REQUIREMENT ▸
Lines where the string "JSON" appears are to be copied from the entries below.

**** DATASET EXTRACT ****

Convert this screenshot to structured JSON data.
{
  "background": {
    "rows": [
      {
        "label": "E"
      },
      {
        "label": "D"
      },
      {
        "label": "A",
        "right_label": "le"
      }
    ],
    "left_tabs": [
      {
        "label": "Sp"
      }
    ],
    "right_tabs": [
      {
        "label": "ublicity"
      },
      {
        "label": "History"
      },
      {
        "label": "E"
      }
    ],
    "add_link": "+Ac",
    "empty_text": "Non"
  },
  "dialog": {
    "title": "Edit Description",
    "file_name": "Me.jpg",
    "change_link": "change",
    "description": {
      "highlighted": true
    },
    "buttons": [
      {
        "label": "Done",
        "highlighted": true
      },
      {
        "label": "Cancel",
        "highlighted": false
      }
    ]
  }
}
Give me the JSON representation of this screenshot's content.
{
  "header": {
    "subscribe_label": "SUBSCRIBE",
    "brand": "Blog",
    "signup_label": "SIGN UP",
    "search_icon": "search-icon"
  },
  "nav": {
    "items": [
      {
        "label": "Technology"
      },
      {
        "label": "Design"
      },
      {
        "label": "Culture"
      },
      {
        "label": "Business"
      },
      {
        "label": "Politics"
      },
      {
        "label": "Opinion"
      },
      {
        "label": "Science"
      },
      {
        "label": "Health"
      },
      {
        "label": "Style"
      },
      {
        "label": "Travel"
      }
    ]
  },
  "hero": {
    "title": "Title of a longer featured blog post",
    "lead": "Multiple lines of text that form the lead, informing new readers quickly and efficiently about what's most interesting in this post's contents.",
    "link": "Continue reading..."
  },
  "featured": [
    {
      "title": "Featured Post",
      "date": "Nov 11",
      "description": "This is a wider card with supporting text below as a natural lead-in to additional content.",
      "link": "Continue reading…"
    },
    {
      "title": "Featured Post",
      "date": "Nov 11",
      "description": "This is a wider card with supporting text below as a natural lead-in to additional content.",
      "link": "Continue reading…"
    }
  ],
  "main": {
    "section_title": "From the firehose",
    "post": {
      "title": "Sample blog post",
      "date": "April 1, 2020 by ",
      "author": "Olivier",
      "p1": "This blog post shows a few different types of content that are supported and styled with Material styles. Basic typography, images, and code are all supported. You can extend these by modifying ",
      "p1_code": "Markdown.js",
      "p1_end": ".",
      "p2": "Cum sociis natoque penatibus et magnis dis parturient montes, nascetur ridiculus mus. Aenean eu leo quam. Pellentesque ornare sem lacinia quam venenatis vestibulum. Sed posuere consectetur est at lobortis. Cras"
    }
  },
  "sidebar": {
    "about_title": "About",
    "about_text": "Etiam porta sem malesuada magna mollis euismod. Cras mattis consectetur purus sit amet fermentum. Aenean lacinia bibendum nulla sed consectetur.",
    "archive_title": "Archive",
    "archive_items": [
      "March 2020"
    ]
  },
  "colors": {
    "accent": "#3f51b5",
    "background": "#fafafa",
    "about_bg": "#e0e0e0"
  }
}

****

ANSWER TO THIS PROBLEM ▸
Convert this screenshot to structured JSON data.
Give me the JSON representation of this screenshot's content.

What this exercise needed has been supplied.